◆ Try it
Apart from the images, every record below must be given again without alteration.

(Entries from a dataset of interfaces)
_____

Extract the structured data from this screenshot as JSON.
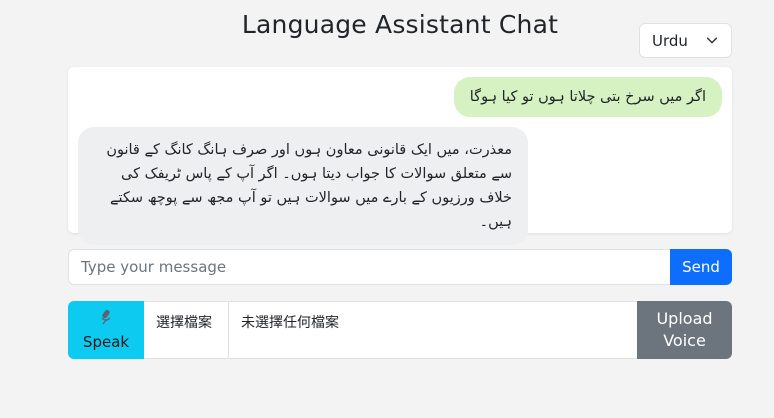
{
  "page": {
    "title": "Language Assistant Chat"
  },
  "language_select": {
    "selected": "Urdu",
    "icon": "chevron-down-icon"
  },
  "messages": [
    {
      "role": "user",
      "text": "اگر میں سرخ بتی چلاتا ہوں تو کیا ہوگا"
    },
    {
      "role": "assistant",
      "text": "معذرت، میں ایک قانونی معاون ہوں اور صرف ہانگ کانگ کے قانون سے متعلق سوالات کا جواب دیتا ہوں۔ اگر آپ کے پاس ٹریفک کی خلاف ورزیوں کے بارے میں سوالات ہیں تو آپ مجھ سے پوچھ سکتے ہیں۔"
    }
  ],
  "composer": {
    "placeholder": "Type your message",
    "value": "",
    "send_label": "Send"
  },
  "voice": {
    "speak_label": "Speak",
    "mic_icon": "microphone-icon",
    "choose_file_label": "選擇檔案",
    "file_status": "未選擇任何檔案",
    "upload_label_line1": "Upload",
    "upload_label_line2": "Voice"
  },
  "colors": {
    "user_bubble": "#d6f2c2",
    "assistant_bubble": "#eeeff0",
    "send": "#0d6efd",
    "speak": "#0dcaf0",
    "upload": "#6c757d"
  }
}
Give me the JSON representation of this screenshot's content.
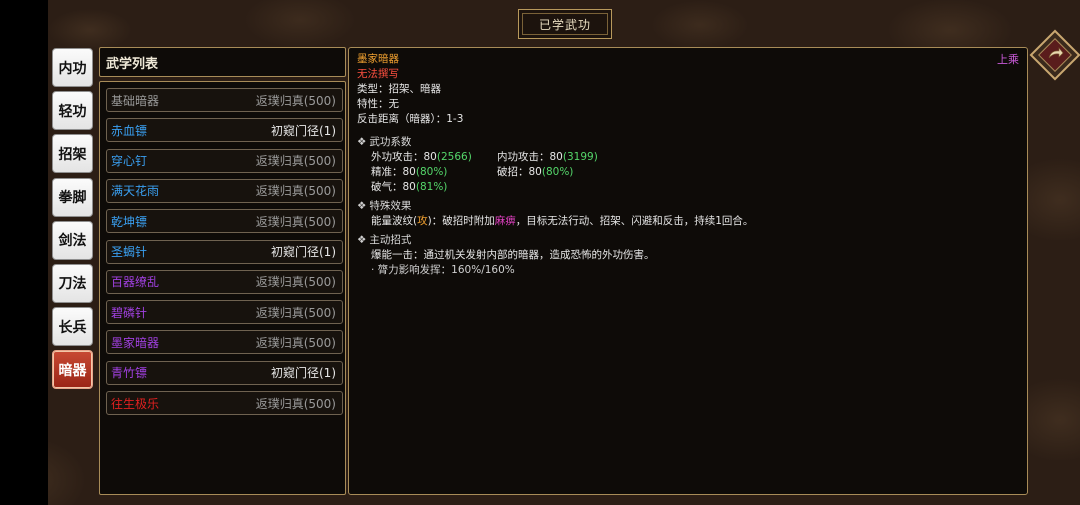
{
  "header": {
    "title": "已学武功"
  },
  "tabs": [
    {
      "label": "内功"
    },
    {
      "label": "轻功"
    },
    {
      "label": "招架"
    },
    {
      "label": "拳脚"
    },
    {
      "label": "剑法"
    },
    {
      "label": "刀法"
    },
    {
      "label": "长兵"
    },
    {
      "label": "暗器",
      "active": true
    }
  ],
  "skill_list": {
    "header": "武学列表",
    "items": [
      {
        "name": "基础暗器",
        "level": "返璞归真(500)",
        "name_color": "#9a9a9a",
        "level_bright": false
      },
      {
        "name": "赤血镖",
        "level": "初窥门径(1)",
        "name_color": "#3a9ff0",
        "level_bright": true
      },
      {
        "name": "穿心钉",
        "level": "返璞归真(500)",
        "name_color": "#3a9ff0",
        "level_bright": false
      },
      {
        "name": "满天花雨",
        "level": "返璞归真(500)",
        "name_color": "#3a9ff0",
        "level_bright": false
      },
      {
        "name": "乾坤镖",
        "level": "返璞归真(500)",
        "name_color": "#3a9ff0",
        "level_bright": false
      },
      {
        "name": "圣蝎针",
        "level": "初窥门径(1)",
        "name_color": "#3a9ff0",
        "level_bright": true
      },
      {
        "name": "百器缭乱",
        "level": "返璞归真(500)",
        "name_color": "#a040e0",
        "level_bright": false
      },
      {
        "name": "碧磷针",
        "level": "返璞归真(500)",
        "name_color": "#a040e0",
        "level_bright": false
      },
      {
        "name": "墨家暗器",
        "level": "返璞归真(500)",
        "name_color": "#a040e0",
        "level_bright": false
      },
      {
        "name": "青竹镖",
        "level": "初窥门径(1)",
        "name_color": "#a040e0",
        "level_bright": true
      },
      {
        "name": "往生极乐",
        "level": "返璞归真(500)",
        "name_color": "#e02020",
        "level_bright": false
      }
    ]
  },
  "detail": {
    "name": "墨家暗器",
    "top_right": "上乘",
    "note": "无法撰写",
    "type": "类型：招架、暗器",
    "trait": "特性：无",
    "range": "反击距离（暗器）：1-3",
    "coef_title": "武功系数",
    "coefs": [
      {
        "label": "外功攻击：80",
        "value": "(2566)"
      },
      {
        "label": "内功攻击：80",
        "value": "(3199)"
      },
      {
        "label": "精准：80",
        "value": "(80%)"
      },
      {
        "label": "破招：80",
        "value": "(80%)"
      },
      {
        "label": "破气：80",
        "value": "(81%)"
      }
    ],
    "special_title": "特殊效果",
    "special_prefix": "能量波纹(",
    "special_tag": "攻",
    "special_mid": ")：破招时附加",
    "special_status": "麻痹",
    "special_suffix": "，目标无法行动、招架、闪避和反击，持续1回合。",
    "active_title": "主动招式",
    "active_desc": "爆能一击：通过机关发射内部的暗器，造成恐怖的外功伤害。",
    "active_scaling": "· 膂力影响发挥：160%/160%"
  },
  "colors": {
    "name_title": "#f0a030",
    "note": "#ff5040",
    "accent_border": "#a88c58",
    "active_tab": "#b8341f"
  }
}
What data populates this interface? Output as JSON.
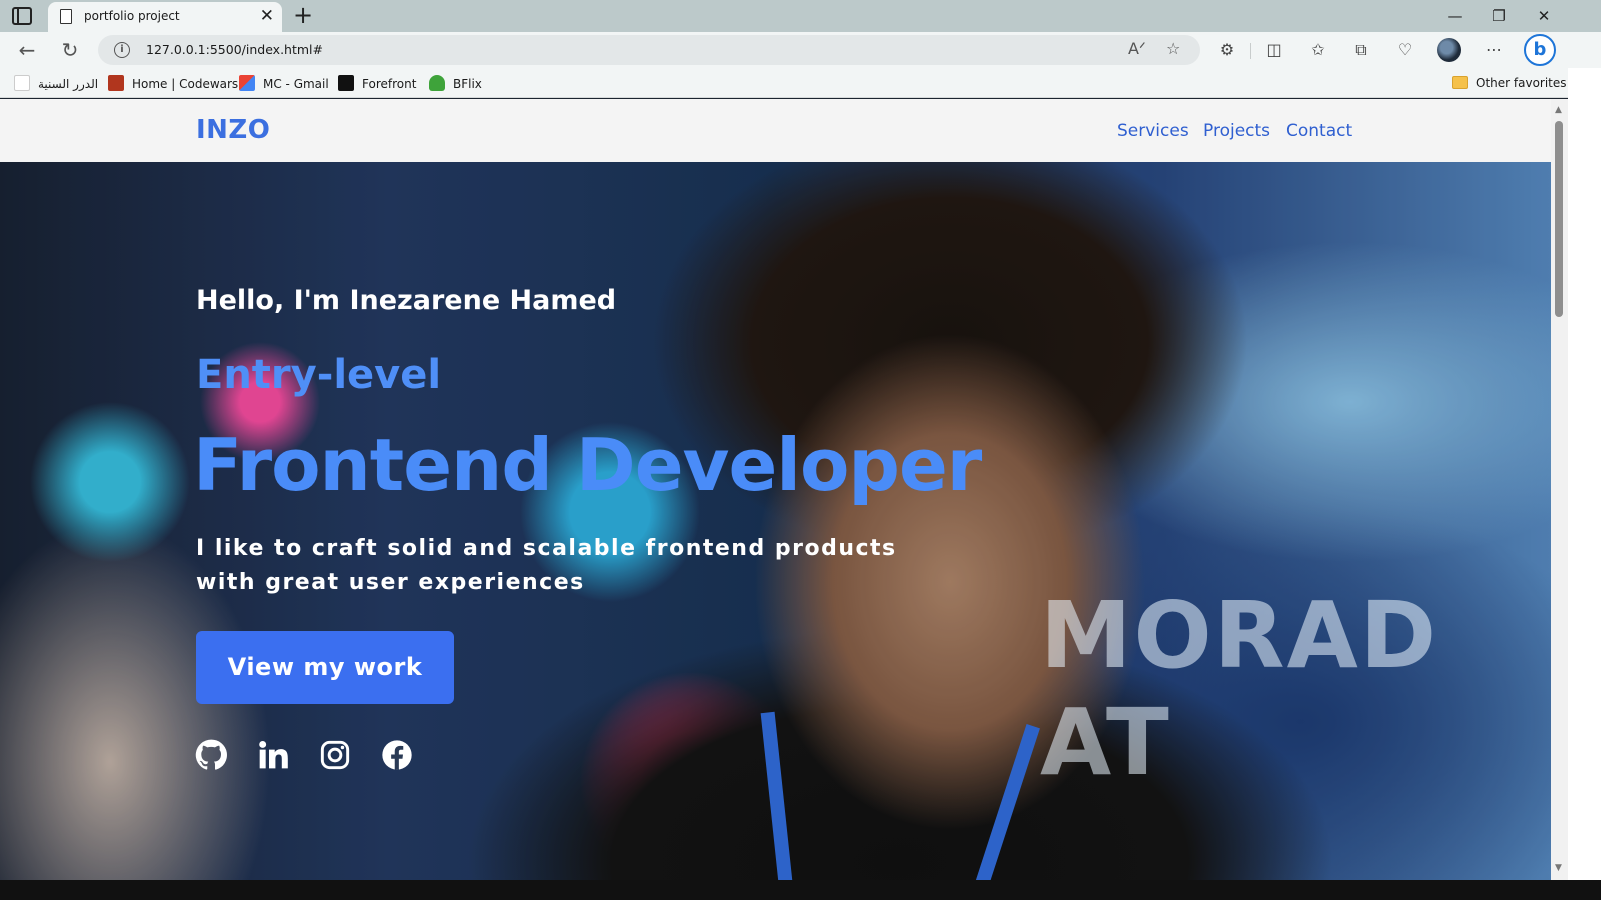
{
  "browser": {
    "tab_title": "portfolio project",
    "url": "127.0.0.1:5500/index.html#",
    "bookmarks": [
      {
        "label": "الدرر السنية"
      },
      {
        "label": "Home | Codewars"
      },
      {
        "label": "MC - Gmail"
      },
      {
        "label": "Forefront"
      },
      {
        "label": "BFlix"
      }
    ],
    "other_favorites": "Other favorites"
  },
  "site": {
    "logo": "INZO",
    "nav": [
      "Services",
      "Projects",
      "Contact"
    ],
    "hero": {
      "greeting": "Hello, I'm Inezarene Hamed",
      "level": "Entry-level",
      "role": "Frontend Developer",
      "tagline_line1": "I like to craft solid and scalable frontend products",
      "tagline_line2": "with great user experiences",
      "cta": "View my work",
      "socials": [
        "github-icon",
        "linkedin-icon",
        "instagram-icon",
        "facebook-icon"
      ],
      "background_text": "MORAD AT"
    }
  },
  "colors": {
    "accent": "#3b6ff0",
    "heading_blue": "#4a8cf8",
    "logo_blue": "#3b6fe0"
  }
}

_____

◆ Completed task
Extract the structured data from this screenshot as JSON.
{
  "page": {
    "title": "Language Assistant Chat"
  },
  "language_select": {
    "selected": "Urdu",
    "icon": "chevron-down-icon"
  },
  "messages": [
    {
      "role": "user",
      "text": "اگر میں سرخ بتی چلاتا ہوں تو کیا ہوگا"
    },
    {
      "role": "assistant",
      "text": "معذرت، میں ایک قانونی معاون ہوں اور صرف ہانگ کانگ کے قانون سے متعلق سوالات کا جواب دیتا ہوں۔ اگر آپ کے پاس ٹریفک کی خلاف ورزیوں کے بارے میں سوالات ہیں تو آپ مجھ سے پوچھ سکتے ہیں۔"
    }
  ],
  "composer": {
    "placeholder": "Type your message",
    "value": "",
    "send_label": "Send"
  },
  "voice": {
    "speak_label": "Speak",
    "mic_icon": "microphone-icon",
    "choose_file_label": "選擇檔案",
    "file_status": "未選擇任何檔案",
    "upload_label_line1": "Upload",
    "upload_label_line2": "Voice"
  },
  "colors": {
    "user_bubble": "#d6f2c2",
    "assistant_bubble": "#eeeff0",
    "send": "#0d6efd",
    "speak": "#0dcaf0",
    "upload": "#6c757d"
  }
}
Give me the JSON representation of this screenshot's content.
{
  "header": {
    "title": "已学武功"
  },
  "tabs": [
    {
      "label": "内功"
    },
    {
      "label": "轻功"
    },
    {
      "label": "招架"
    },
    {
      "label": "拳脚"
    },
    {
      "label": "剑法"
    },
    {
      "label": "刀法"
    },
    {
      "label": "长兵"
    },
    {
      "label": "暗器",
      "active": true
    }
  ],
  "skill_list": {
    "header": "武学列表",
    "items": [
      {
        "name": "基础暗器",
        "level": "返璞归真(500)",
        "name_color": "#9a9a9a",
        "level_bright": false
      },
      {
        "name": "赤血镖",
        "level": "初窥门径(1)",
        "name_color": "#3a9ff0",
        "level_bright": true
      },
      {
        "name": "穿心钉",
        "level": "返璞归真(500)",
        "name_color": "#3a9ff0",
        "level_bright": false
      },
      {
        "name": "满天花雨",
        "level": "返璞归真(500)",
        "name_color": "#3a9ff0",
        "level_bright": false
      },
      {
        "name": "乾坤镖",
        "level": "返璞归真(500)",
        "name_color": "#3a9ff0",
        "level_bright": false
      },
      {
        "name": "圣蝎针",
        "level": "初窥门径(1)",
        "name_color": "#3a9ff0",
        "level_bright": true
      },
      {
        "name": "百器缭乱",
        "level": "返璞归真(500)",
        "name_color": "#a040e0",
        "level_bright": false
      },
      {
        "name": "碧磷针",
        "level": "返璞归真(500)",
        "name_color": "#a040e0",
        "level_bright": false
      },
      {
        "name": "墨家暗器",
        "level": "返璞归真(500)",
        "name_color": "#a040e0",
        "level_bright": false
      },
      {
        "name": "青竹镖",
        "level": "初窥门径(1)",
        "name_color": "#a040e0",
        "level_bright": true
      },
      {
        "name": "往生极乐",
        "level": "返璞归真(500)",
        "name_color": "#e02020",
        "level_bright": false
      }
    ]
  },
  "detail": {
    "name": "墨家暗器",
    "top_right": "上乘",
    "note": "无法撰写",
    "type": "类型：招架、暗器",
    "trait": "特性：无",
    "range": "反击距离（暗器）：1-3",
    "coef_title": "武功系数",
    "coefs": [
      {
        "label": "外功攻击：80",
        "value": "(2566)"
      },
      {
        "label": "内功攻击：80",
        "value": "(3199)"
      },
      {
        "label": "精准：80",
        "value": "(80%)"
      },
      {
        "label": "破招：80",
        "value": "(80%)"
      },
      {
        "label": "破气：80",
        "value": "(81%)"
      }
    ],
    "special_title": "特殊效果",
    "special_prefix": "能量波纹(",
    "special_tag": "攻",
    "special_mid": ")：破招时附加",
    "special_status": "麻痹",
    "special_suffix": "，目标无法行动、招架、闪避和反击，持续1回合。",
    "active_title": "主动招式",
    "active_desc": "爆能一击：通过机关发射内部的暗器，造成恐怖的外功伤害。",
    "active_scaling": "· 膂力影响发挥：160%/160%"
  },
  "colors": {
    "name_title": "#f0a030",
    "note": "#ff5040",
    "accent_border": "#a88c58",
    "active_tab": "#b8341f"
  }
}
What data populates this interface? Output as JSON.
{
  "browser": {
    "tab_title": "portfolio project",
    "url": "127.0.0.1:5500/index.html#",
    "bookmarks": [
      {
        "label": "الدرر السنية"
      },
      {
        "label": "Home | Codewars"
      },
      {
        "label": "MC - Gmail"
      },
      {
        "label": "Forefront"
      },
      {
        "label": "BFlix"
      }
    ],
    "other_favorites": "Other favorites"
  },
  "site": {
    "logo": "INZO",
    "nav": [
      "Services",
      "Projects",
      "Contact"
    ],
    "hero": {
      "greeting": "Hello, I'm Inezarene Hamed",
      "level": "Entry-level",
      "role": "Frontend Developer",
      "tagline_line1": "I like to craft solid and scalable frontend products",
      "tagline_line2": "with great user experiences",
      "cta": "View my work",
      "socials": [
        "github-icon",
        "linkedin-icon",
        "instagram-icon",
        "facebook-icon"
      ],
      "background_text": "MORAD AT"
    }
  },
  "colors": {
    "accent": "#3b6ff0",
    "heading_blue": "#4a8cf8",
    "logo_blue": "#3b6fe0"
  }
}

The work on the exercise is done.